Moving North

Last month Natural England confirmed that Great White Egrets have bred in Somerset this year. This is the first time the species has bred in the UK.

This mainland European species has been seen with increasing regularity in the UK during recent years. It is only in the last 20 years Great White Egrets hae fully colonised the Camargue in southern France where they are now regular and the photograph below was taken.

The species is known to return to the same nest site year upon year and it hoped that the pair at Avalon Marsh will be the forerunners of a new British colony. The female of the pair was ringed as a nestling in France and visited Lancashire, Wales and Gloucestershire before settling on the Somerset Levels as her home.

Yet another heron has joined others as a breeding species indicating global warming is pushing the species contour farther north.

2 Responses to “Moving North”

  1. Jun 6, 2012 at 8:21 pm

    I regularly see these eloquent creatures where I live on the East Coast USA. Of course global climate changes have forced many species to relocate and find new areas with the food they need and suitable breeding grounds. It’s the plus and minus of human interference with their wildlife habitats. Nice shot, Sally

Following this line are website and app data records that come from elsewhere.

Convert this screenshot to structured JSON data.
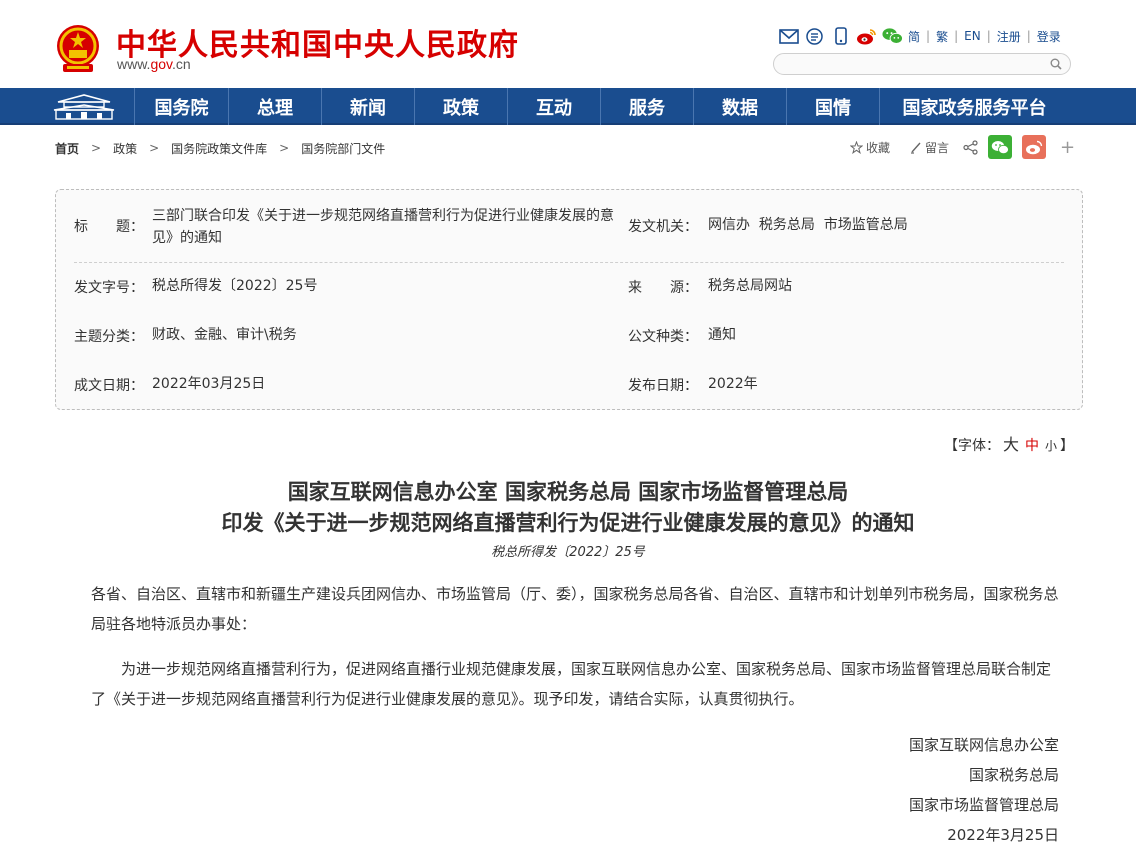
{
  "header": {
    "site_title": "中华人民共和国中央人民政府",
    "url_prefix": "www.",
    "url_gov": "gov",
    "url_suffix": ".cn",
    "tools": {
      "icons": [
        "mail-icon",
        "rss-icon",
        "mobile-icon",
        "weibo-icon",
        "wechat-icon"
      ],
      "links": [
        "简",
        "繁",
        "EN",
        "注册",
        "登录"
      ]
    },
    "search": {
      "placeholder": ""
    }
  },
  "nav": {
    "items": [
      "国务院",
      "总理",
      "新闻",
      "政策",
      "互动",
      "服务",
      "数据",
      "国情",
      "国家政务服务平台"
    ]
  },
  "breadcrumb": {
    "items": [
      "首页",
      "政策",
      "国务院政策文件库",
      "国务院部门文件"
    ],
    "arrow": ">"
  },
  "share": {
    "collect": "收藏",
    "comment": "留言",
    "plus": "+"
  },
  "info": {
    "title_label": "标　　题：",
    "title_value": "三部门联合印发《关于进一步规范网络直播营利行为促进行业健康发展的意见》的通知",
    "issuer_label": "发文机关：",
    "issuer_value": "网信办  税务总局  市场监管总局",
    "docno_label": "发文字号：",
    "docno_value": "税总所得发〔2022〕25号",
    "source_label": "来　　源：",
    "source_value": "税务总局网站",
    "topic_label": "主题分类：",
    "topic_value": "财政、金融、审计\\税务",
    "type_label": "公文种类：",
    "type_value": "通知",
    "written_label": "成文日期：",
    "written_value": "2022年03月25日",
    "published_label": "发布日期：",
    "published_value": "2022年"
  },
  "fontsize": {
    "prefix": "【字体：",
    "large": "大",
    "medium": "中",
    "small": "小",
    "suffix": "】"
  },
  "article": {
    "title_line1": "国家互联网信息办公室 国家税务总局 国家市场监督管理总局",
    "title_line2": "印发《关于进一步规范网络直播营利行为促进行业健康发展的意见》的通知",
    "docno": "税总所得发〔2022〕25号",
    "recipients": "各省、自治区、直辖市和新疆生产建设兵团网信办、市场监管局（厅、委），国家税务总局各省、自治区、直辖市和计划单列市税务局，国家税务总局驻各地特派员办事处：",
    "body": "　　为进一步规范网络直播营利行为，促进网络直播行业规范健康发展，国家互联网信息办公室、国家税务总局、国家市场监督管理总局联合制定了《关于进一步规范网络直播营利行为促进行业健康发展的意见》。现予印发，请结合实际，认真贯彻执行。",
    "signers": [
      "国家互联网信息办公室",
      "国家税务总局",
      "国家市场监督管理总局"
    ],
    "date": "2022年3月25日"
  },
  "colors": {
    "brand_red": "#d60000",
    "nav_blue": "#1a4d8f"
  }
}
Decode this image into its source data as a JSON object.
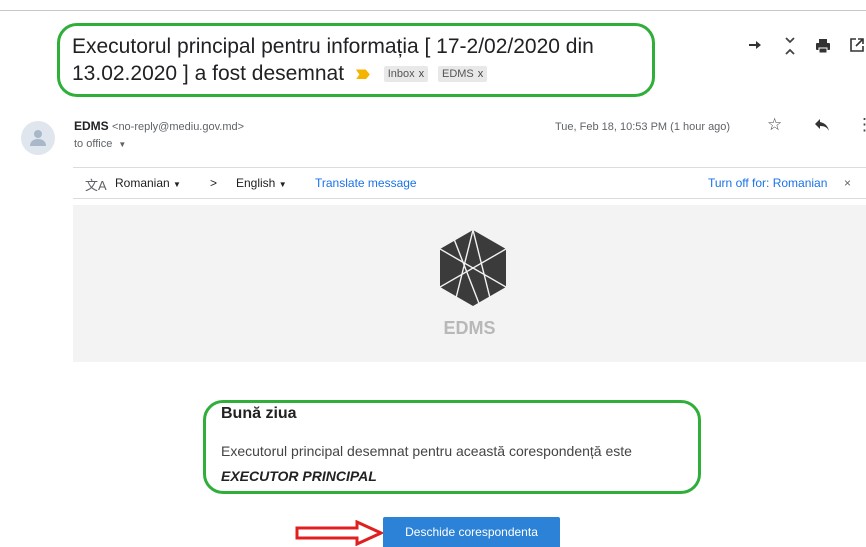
{
  "subject": {
    "title": "Executorul principal pentru informația [ 17-2/02/2020 din 13.02.2020 ] a fost desemnat",
    "labels": [
      {
        "name": "Inbox",
        "close": "x"
      },
      {
        "name": "EDMS",
        "close": "x"
      }
    ]
  },
  "toolbar": {
    "forward_icon": "arrow-right-icon",
    "collapse_icon": "collapse-icon",
    "print_icon": "print-icon",
    "open_icon": "open-new-window-icon"
  },
  "message": {
    "sender_name": "EDMS",
    "sender_email": "<no-reply@mediu.gov.md>",
    "to": "to office",
    "date": "Tue, Feb 18, 10:53 PM (1 hour ago)"
  },
  "translate": {
    "from_lang": "Romanian",
    "separator": ">",
    "to_lang": "English",
    "translate_link": "Translate message",
    "turn_off": "Turn off for: Romanian",
    "close": "×"
  },
  "email_body": {
    "brand": "EDMS",
    "greeting": "Bună ziua",
    "text": "Executorul principal desemnat pentru această corespondență este",
    "executor": "EXECUTOR PRINCIPAL",
    "button": "Deschide corespondenta"
  },
  "colors": {
    "highlight_box": "#2fae3a",
    "annotation_arrow": "#e02020",
    "cta_button": "#2c82d6",
    "link": "#1a73e8"
  }
}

    • Jun 7, 2012 at 10:15 am

      Thanks Sally. The ones you are seeing are classified as Ardea alba or Great Egret as opposed to the European Egretta alba or Great White Egret as it is known over here. I’m not so sure they are in fact two separate species. I’ve seen both and I couldn’t put a hair between them on differences. If a Great Egret turned up over here I feel sure it wouldn’t be identified as such. Unlike your Snowy Egret (Egretta thula) which is superficially similar to our own Little Egret (Egretta garzetta) but can be separated with care in the field … and has been on one occasion in Scotland where a Snowy Egret was located in 2001 – which I was lucky enough to see!

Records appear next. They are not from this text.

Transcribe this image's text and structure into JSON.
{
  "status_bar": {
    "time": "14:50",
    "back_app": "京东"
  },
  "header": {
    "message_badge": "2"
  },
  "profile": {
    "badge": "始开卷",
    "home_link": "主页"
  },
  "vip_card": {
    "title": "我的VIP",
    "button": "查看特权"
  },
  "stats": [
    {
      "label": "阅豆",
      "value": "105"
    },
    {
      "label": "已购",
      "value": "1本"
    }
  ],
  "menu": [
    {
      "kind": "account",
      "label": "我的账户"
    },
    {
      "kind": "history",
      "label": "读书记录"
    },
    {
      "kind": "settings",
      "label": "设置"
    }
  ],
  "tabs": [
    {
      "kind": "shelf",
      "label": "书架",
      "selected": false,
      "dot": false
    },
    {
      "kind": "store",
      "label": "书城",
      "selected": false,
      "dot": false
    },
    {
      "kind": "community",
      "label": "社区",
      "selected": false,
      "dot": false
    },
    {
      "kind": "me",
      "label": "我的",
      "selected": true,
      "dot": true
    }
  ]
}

Leave a Reply

Fill in your details below or click an icon to log in:

WordPress.com Logo

You are commenting using your WordPress.com account. Log Out /  Change )

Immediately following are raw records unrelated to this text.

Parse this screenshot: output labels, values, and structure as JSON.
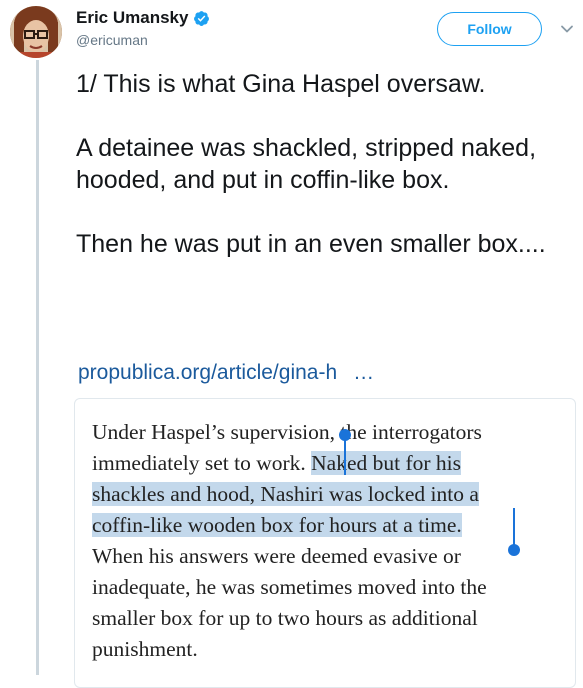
{
  "user": {
    "display_name": "Eric Umansky",
    "handle": "@ericuman",
    "verified": true
  },
  "follow_button": {
    "label": "Follow"
  },
  "tweet": {
    "paragraphs": [
      "1/ This is what Gina Haspel oversaw.",
      "A detainee was shackled, stripped naked, hooded, and put in coffin-like box.",
      "Then he was put in an even smaller box...."
    ],
    "link": {
      "text": "propublica.org/article/gina-h",
      "ellipsis": "…"
    }
  },
  "quote_card": {
    "lines": [
      {
        "pre": "Under Haspel’s supervision, the interrogators",
        "hl": "",
        "post": ""
      },
      {
        "pre": "immediately set to work. ",
        "hl": "Naked but for his",
        "post": ""
      },
      {
        "pre": "",
        "hl": "shackles and hood, Nashiri was locked into a",
        "post": ""
      },
      {
        "pre": "",
        "hl": "coffin-like wooden box for hours at a time.",
        "post": ""
      },
      {
        "pre": "When his answers were deemed evasive or",
        "hl": "",
        "post": ""
      },
      {
        "pre": "inadequate, he was sometimes moved into the",
        "hl": "",
        "post": ""
      },
      {
        "pre": "smaller box for up to two hours as additional",
        "hl": "",
        "post": ""
      },
      {
        "pre": "punishment.",
        "hl": "",
        "post": ""
      }
    ]
  },
  "colors": {
    "accent": "#1da1f2",
    "link": "#1b5a9c",
    "selection": "#c3d8eb",
    "selection_handle": "#1a73d9"
  },
  "icons": [
    "verified-badge-icon",
    "chevron-down-icon",
    "selection-handle-icon"
  ]
}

Twitter picture

You are commenting using your Twitter account. Log Out /  Change )

Facebook photo

You are commenting using your Facebook account. Log Out /  Change )

Connecting to %s

This site uses Akismet to reduce spam. Learn how your comment data is processed.

Enter your email address to follow this blog and receive notifications of new posts by email.

Jun 2012


%d bloggers like this: